We all suffer in this life and that should be a bond that holds us together. I believe that’s the point of Hebrews 13:3. It says, “Remember those who are in prison, as though in prison with them, and those who are mistreated, since you also are in the body.” We all walk through the valley of the shadow of death together. The most obvious things we share in common is that we will all die someday. According to Eddie Rasnake, “When the Titanic set sail, the wealthy and important occupied the most luxurious cabins, but when she sank, class and rank were no guarantee of survival. Because saving women and children first was a naval tradition, a woman traveling in third class was more likely to survive than a man in first class. …Some on board may have thought themselves better or more important than others because of wealth or position, but when the Titanic started to sink, they learned they were really ‘all in the same boat.’ They were all passengers headed for disaster and in need of rescuing.[1]

Getting tested for the coronavirus seems to have become a thing only for the elite or those with influence and money. But in the long run, none of it really matters because when it’s our time to go “all your money won’t another minute buy.” Being in the same boot should arouse a sense of community with us all. We should all be able to relate to each other’s sufferings. It reminds me of Paul’s instructions regarding intimate identification with one another. He says in Romans 12:15, we should “Rejoice with those who rejoice, weep with those who weep.” He writes to the Philippians with similar ideas. In Philippians 2:1-2 he says, “ So if there is any encouragement in Christ, any comfort from love, any participation in the Spirit, any affection and sympathy, Complete my joy by being of the same mind, having the same love, being in full accord and of one mind.” Believers too will all die one day, but they also share a common destiny which should serve to bind us even more together.
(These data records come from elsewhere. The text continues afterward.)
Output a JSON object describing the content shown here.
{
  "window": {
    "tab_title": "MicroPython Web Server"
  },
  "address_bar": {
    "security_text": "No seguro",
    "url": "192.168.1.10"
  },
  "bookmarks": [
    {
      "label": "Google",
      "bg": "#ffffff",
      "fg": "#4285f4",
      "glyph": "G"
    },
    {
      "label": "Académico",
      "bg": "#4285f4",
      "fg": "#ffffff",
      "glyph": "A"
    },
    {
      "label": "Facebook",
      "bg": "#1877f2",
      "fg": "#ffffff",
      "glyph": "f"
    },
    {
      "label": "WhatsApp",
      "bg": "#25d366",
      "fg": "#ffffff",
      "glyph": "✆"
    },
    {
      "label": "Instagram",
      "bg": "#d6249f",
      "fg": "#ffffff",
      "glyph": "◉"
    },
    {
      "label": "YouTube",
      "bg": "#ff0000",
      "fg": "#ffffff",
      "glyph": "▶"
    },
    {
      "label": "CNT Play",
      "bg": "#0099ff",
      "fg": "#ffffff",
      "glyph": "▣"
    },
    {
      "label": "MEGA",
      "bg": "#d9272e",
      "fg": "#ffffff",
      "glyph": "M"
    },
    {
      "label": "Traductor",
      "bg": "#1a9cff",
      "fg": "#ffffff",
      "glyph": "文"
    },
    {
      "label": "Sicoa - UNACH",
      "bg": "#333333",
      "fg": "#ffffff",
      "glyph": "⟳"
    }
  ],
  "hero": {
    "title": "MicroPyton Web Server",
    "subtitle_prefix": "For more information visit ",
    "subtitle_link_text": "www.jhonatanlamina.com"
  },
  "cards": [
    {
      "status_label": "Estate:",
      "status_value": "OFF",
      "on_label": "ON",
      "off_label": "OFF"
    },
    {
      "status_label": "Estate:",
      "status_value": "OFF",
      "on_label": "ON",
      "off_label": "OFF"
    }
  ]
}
Unfortunately, it doesn’t always work that way. We become too caught up with the “works” of our hands and the need to impress and to accomplish things in life that we lose our ability to identify with the suffering and hurt of others. Kent Hughes shares a great story from Herman Melville’s novel “White Jacket.” It seems, “…one of the ship’s sailors became desperately ill with severe abdominal pain. The ship’s surgeon, Dr. Cuticle, waxes enthusiastic at the possibility of having a real case to treat, one that challenges his surgeon’s ability. Appendicitis is the happy diagnosis. Dr. Cuticle recruits some other sailors to serve as his attendants. The poor seaman is laid out on the table, and the doctor goes to work with skillful enthusiasm. His incisions are precise, and while removing the diseased appendix he proudly points out interesting anatomical details to his seaman-helpers who had never before seen the inside of another human. He is completely absorbed in his work and obviously a skilled professional. It is an impressive performance, but the sailors – without exception – are not impressed but are rather appalled. Why? Their poor friend, now receiving his last stitch, has long been dead on the table! Dr. Cuticle had not even noticed. Cold Dr. Cuticle – a man with ice water in his veins – was insensitive and void of empathy.”[2]

[1] Eddie Rasnake, The Book of Romans, Following God Series (Chattanooga, TN: AMG Publishers, 2005), 31–32.

[2] R. Kent Hughes, Hebrews: An Anchor for the Soul, vol. 2, Preaching the Word (Wheaton, IL: Crossway Books, 1993), 210–211.